◆ What needs to be done ◆
Filter the records below down to lines containing "cover".

◆ Data supplied ◆

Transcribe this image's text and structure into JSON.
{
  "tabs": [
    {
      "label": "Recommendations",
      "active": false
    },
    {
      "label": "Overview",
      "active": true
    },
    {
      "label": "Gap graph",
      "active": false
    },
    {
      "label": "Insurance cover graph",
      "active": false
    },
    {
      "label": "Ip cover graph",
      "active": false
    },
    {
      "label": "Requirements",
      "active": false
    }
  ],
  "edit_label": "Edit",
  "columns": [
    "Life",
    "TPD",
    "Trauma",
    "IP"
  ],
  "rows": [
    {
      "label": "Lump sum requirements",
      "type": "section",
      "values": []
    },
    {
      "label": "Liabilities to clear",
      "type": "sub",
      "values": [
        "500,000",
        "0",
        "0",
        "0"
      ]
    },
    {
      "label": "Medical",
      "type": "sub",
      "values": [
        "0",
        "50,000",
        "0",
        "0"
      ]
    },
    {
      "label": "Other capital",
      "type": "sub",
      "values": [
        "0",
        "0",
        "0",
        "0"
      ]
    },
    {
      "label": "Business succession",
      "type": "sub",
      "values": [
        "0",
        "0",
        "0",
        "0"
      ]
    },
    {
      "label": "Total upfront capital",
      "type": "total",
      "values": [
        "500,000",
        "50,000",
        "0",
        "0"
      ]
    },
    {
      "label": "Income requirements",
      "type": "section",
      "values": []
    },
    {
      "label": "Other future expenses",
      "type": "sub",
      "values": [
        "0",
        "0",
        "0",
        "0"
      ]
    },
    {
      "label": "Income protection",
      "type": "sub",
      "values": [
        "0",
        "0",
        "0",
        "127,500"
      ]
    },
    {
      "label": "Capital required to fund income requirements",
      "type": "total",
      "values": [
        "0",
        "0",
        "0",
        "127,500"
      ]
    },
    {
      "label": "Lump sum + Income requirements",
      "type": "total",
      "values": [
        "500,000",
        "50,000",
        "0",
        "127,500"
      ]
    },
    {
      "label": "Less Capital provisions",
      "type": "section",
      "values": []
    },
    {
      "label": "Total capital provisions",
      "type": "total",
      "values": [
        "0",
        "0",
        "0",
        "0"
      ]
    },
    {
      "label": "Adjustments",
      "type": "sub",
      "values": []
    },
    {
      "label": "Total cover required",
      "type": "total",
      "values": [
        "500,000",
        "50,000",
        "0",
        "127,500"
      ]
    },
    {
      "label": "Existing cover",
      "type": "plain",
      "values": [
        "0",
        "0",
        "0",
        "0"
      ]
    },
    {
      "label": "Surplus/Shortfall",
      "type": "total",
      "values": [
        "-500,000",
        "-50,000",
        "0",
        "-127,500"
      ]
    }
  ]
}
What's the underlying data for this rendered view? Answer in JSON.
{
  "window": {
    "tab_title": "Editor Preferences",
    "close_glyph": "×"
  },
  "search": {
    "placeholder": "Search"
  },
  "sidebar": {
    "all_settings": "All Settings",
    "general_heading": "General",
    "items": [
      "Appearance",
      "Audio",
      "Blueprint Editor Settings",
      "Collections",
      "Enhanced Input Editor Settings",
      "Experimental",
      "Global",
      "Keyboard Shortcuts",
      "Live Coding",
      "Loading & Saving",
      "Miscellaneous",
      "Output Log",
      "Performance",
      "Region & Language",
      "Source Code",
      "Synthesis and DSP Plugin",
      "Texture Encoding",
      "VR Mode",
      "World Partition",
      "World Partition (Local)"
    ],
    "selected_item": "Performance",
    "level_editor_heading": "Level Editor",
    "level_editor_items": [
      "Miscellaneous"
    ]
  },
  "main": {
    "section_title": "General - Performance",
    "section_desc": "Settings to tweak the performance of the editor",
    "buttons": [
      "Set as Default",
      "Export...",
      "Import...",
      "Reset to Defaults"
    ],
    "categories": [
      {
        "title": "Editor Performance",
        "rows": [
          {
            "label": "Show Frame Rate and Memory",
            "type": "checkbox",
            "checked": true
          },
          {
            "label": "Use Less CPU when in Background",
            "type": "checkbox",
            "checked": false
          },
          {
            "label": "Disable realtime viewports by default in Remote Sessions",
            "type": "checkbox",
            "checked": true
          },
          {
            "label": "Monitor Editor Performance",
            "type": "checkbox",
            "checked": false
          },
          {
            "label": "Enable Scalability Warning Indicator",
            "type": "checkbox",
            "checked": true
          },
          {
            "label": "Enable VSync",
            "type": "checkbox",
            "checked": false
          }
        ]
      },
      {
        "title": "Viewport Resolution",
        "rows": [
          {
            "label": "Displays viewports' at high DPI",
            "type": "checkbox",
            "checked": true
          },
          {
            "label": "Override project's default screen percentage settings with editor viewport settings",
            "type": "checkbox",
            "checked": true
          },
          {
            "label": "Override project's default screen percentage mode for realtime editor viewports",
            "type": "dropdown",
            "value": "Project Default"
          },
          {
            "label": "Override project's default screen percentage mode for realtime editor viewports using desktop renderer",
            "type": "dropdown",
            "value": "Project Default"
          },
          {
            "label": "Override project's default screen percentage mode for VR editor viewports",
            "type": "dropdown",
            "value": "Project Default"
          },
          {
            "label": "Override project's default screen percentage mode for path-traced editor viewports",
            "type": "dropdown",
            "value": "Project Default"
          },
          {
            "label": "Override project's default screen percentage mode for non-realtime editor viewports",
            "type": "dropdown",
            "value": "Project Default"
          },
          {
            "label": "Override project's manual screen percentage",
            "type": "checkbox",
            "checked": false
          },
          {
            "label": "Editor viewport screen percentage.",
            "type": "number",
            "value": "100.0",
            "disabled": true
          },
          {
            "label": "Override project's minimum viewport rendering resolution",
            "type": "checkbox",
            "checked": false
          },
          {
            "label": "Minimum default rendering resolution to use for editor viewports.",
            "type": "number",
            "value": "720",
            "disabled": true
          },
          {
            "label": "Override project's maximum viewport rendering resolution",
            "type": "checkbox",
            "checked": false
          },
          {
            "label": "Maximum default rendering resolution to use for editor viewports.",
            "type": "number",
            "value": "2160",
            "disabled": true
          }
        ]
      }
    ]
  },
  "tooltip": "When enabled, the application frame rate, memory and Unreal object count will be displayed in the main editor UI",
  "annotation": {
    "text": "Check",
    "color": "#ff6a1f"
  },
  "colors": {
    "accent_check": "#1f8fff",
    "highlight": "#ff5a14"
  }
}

◆ Answer box ◆
      "label": "Insurance cover graph",
      "label": "Ip cover graph",
      "label": "Total cover required",
      "label": "Existing cover",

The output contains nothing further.